Michael Smurfit, one of Ireland’s richest men and former chairman of Smurfit Kappa Group Plc., said the financial crisis “decimated” his pension fund.
Smurfit, 74, said his bank shares are “of course worthless” as stocks fell. Ireland’s five-member ISEF financial index has plunged 97 percent since 2007.
“ I’ll survive,” said Smurfit, in an interview yesterday with Bloomberg Television in Monaco. “ I started with very little and when you start the way I do, you have a certain amount of caution and I still have that.”
Ireland can “bounce back” after securing a 67 billion euro ($90 billion) international aid package, Smurfit said. The economy has shrunk about 15 percent since 2007 and the government will today detail 6 billion euros worth of spending cuts and tax increases, as it grapples with the implosion of a decade-long real estate boom.
“I knew we were going to have a crisis, a property bubble,” Smurfit said. “But I didn’t know the extent of it. I missed it.”
Smurfit bought Ireland’s K-Club golf course with property developer Gerry Gannon in 2005, and hosted golf’s Ryder Cup there the following year. He and Gannon are now in talks with Ireland’s so-called bad bank, National Asset Management Agency, about the club, which “hopefully” will be run as a business “as usual,” he said.
“I’m hopeful that we’ll get out of the crisis,” he said.
Smurfit’s box-making business was sold to Chicago-based buyout firm Madison Dearborn Partners LLC for 2.46 billion euros in 2002. It was then merged with Dutch company Kappa Packaging in December 2005. Smurfit stepped down as chairman in 2007 as Smurfit Kappa raised 1.5 billion euros in a share sale. Smurfit Kappa has risen 21 percent in Dublin trading over the last year.

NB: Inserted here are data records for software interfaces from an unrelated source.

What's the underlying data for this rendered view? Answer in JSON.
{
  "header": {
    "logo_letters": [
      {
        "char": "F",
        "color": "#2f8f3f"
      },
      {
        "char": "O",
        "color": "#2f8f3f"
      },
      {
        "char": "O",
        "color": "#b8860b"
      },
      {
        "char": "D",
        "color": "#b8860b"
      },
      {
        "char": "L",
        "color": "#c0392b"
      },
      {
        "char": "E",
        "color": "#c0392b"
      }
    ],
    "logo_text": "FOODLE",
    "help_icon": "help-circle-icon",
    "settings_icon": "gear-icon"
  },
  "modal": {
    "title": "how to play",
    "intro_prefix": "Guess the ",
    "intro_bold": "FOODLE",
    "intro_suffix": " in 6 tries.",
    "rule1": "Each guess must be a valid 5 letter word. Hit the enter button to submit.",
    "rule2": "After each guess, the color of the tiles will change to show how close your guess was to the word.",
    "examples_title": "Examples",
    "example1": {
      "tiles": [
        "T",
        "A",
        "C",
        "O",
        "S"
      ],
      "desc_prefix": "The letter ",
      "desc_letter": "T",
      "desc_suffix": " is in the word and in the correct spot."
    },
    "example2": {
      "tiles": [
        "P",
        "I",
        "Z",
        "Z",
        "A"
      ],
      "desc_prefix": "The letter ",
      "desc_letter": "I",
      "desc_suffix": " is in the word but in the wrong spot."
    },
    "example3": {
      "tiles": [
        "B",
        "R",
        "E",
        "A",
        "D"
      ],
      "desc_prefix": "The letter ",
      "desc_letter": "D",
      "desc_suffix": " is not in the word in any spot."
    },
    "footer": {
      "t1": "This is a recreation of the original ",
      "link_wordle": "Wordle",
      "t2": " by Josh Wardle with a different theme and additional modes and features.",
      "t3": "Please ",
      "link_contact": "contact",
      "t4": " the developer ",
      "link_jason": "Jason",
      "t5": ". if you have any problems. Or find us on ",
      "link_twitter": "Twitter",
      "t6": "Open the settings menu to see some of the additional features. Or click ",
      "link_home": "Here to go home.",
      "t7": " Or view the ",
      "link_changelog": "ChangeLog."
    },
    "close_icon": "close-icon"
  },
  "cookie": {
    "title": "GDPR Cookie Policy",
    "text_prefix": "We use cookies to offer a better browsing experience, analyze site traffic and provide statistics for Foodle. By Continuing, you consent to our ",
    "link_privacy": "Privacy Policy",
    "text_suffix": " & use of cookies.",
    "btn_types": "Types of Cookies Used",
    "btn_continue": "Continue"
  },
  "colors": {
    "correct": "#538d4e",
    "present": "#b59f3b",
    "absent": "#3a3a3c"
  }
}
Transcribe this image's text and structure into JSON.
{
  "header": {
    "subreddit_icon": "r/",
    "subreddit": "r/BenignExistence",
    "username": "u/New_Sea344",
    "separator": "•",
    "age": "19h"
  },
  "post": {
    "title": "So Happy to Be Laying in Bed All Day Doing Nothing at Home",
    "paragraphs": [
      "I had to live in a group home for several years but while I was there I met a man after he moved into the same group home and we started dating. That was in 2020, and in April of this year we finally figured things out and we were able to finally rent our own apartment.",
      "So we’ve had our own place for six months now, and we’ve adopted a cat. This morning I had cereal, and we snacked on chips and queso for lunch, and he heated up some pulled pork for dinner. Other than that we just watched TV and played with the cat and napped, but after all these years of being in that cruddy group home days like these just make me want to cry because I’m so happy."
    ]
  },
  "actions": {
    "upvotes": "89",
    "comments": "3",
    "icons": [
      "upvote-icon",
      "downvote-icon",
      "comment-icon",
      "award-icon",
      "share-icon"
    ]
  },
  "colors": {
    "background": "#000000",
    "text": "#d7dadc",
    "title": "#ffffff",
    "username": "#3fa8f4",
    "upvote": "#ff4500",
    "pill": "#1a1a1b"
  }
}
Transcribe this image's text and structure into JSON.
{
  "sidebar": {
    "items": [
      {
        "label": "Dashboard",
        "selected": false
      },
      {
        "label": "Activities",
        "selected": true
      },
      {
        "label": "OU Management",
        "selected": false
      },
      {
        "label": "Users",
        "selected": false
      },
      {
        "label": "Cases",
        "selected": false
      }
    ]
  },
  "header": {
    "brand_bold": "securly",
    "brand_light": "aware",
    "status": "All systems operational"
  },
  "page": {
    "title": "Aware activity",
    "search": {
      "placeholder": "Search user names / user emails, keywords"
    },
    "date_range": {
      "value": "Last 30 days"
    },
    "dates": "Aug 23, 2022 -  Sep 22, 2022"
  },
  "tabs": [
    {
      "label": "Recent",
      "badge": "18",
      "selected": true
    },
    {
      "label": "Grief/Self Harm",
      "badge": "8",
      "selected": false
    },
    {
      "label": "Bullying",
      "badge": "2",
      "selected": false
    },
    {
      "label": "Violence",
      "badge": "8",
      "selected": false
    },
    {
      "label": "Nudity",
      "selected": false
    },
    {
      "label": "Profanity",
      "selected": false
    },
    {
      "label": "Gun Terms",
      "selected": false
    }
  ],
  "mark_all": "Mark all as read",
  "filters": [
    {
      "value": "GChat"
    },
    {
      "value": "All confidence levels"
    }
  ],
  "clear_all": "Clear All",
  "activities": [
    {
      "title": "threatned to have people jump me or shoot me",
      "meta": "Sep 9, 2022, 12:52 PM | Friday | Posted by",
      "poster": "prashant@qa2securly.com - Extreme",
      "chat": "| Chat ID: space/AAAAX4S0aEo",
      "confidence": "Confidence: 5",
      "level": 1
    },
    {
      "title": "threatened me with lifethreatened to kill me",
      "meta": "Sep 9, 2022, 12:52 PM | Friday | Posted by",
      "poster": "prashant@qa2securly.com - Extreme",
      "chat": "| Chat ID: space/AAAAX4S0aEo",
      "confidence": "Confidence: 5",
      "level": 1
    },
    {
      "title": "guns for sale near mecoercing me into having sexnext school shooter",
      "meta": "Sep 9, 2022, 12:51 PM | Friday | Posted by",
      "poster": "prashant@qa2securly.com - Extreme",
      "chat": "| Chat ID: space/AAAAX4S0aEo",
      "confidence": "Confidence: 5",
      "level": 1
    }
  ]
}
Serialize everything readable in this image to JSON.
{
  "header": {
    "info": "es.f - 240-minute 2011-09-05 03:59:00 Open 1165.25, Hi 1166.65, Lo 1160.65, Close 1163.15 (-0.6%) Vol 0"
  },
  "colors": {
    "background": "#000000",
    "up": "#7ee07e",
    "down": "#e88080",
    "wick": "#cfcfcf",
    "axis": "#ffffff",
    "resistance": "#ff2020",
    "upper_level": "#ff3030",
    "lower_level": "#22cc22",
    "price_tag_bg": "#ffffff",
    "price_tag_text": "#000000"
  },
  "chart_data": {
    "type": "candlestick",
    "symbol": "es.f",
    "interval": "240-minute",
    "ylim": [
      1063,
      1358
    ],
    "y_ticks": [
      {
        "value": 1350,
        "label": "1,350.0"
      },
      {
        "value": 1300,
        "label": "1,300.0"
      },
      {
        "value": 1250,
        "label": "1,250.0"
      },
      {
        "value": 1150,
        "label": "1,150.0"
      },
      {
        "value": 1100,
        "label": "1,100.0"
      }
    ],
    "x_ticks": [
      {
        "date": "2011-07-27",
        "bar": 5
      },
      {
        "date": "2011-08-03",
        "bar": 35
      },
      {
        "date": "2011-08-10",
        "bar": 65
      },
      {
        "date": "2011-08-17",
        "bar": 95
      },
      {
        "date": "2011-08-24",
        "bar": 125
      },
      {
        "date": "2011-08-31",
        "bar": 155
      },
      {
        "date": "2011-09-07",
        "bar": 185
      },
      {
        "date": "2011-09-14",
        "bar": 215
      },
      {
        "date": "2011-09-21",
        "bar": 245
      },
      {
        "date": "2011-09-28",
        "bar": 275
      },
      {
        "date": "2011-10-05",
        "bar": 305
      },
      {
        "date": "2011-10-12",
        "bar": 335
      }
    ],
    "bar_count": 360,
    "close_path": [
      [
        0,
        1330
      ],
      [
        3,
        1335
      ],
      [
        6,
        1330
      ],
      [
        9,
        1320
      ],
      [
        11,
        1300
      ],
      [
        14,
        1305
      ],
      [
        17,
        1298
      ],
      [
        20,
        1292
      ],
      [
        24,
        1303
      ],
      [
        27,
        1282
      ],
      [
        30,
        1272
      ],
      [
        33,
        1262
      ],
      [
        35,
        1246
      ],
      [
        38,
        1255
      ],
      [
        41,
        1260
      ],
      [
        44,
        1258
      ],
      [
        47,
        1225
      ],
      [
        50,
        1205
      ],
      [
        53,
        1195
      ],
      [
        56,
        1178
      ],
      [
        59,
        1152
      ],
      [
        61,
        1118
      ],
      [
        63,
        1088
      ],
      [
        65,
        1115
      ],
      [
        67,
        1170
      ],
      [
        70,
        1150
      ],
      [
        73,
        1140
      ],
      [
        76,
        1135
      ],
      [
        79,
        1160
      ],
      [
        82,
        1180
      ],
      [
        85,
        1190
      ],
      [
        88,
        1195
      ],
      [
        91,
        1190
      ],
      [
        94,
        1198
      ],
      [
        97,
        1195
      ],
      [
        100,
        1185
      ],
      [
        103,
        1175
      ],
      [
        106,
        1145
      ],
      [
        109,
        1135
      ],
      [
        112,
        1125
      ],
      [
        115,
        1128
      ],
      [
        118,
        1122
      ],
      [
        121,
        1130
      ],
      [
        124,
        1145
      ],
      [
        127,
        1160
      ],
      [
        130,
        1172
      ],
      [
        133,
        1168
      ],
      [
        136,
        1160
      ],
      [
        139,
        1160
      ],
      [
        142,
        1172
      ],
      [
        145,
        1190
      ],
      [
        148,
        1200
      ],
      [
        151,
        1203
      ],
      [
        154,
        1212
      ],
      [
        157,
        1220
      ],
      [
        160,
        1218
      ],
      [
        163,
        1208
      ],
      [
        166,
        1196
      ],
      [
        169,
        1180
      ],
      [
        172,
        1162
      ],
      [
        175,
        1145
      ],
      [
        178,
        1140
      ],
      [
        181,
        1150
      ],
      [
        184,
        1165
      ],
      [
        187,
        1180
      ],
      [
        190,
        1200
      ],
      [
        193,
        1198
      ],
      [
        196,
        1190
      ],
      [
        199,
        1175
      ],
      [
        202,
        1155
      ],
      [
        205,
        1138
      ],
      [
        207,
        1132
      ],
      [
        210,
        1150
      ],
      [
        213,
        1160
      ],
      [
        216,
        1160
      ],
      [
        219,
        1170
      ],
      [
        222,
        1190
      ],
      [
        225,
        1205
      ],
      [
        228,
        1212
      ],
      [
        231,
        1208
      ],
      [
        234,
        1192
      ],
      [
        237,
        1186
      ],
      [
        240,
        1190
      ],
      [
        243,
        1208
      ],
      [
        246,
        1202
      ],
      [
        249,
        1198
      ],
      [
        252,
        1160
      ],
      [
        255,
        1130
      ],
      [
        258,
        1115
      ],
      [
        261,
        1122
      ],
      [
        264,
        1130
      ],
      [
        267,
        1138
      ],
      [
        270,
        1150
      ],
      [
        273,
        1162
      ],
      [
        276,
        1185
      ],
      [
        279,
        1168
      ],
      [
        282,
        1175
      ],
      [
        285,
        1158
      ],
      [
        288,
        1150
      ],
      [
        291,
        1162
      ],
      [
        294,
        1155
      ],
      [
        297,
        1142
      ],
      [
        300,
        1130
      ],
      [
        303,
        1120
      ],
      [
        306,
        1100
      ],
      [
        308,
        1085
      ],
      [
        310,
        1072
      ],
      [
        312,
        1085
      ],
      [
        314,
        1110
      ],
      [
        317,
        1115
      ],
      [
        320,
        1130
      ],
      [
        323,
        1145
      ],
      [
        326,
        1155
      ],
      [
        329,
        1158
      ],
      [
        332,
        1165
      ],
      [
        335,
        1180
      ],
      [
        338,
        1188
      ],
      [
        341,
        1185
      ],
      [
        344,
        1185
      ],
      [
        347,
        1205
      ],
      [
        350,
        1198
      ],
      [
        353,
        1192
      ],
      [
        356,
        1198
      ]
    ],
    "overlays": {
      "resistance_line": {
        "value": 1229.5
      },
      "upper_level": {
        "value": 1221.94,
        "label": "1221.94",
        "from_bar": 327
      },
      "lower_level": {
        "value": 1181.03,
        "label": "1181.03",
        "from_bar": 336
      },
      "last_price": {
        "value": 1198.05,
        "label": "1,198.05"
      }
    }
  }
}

Over the last four years, the Smurfit’s family wealth dropped to 335 million euros, according to the Sunday Times 2010 Rich List, published in April, which ranked them as the 24th richest in Ireland. In 2006, the family was worth an estimated 403 million euros, according to the London-based newspaper.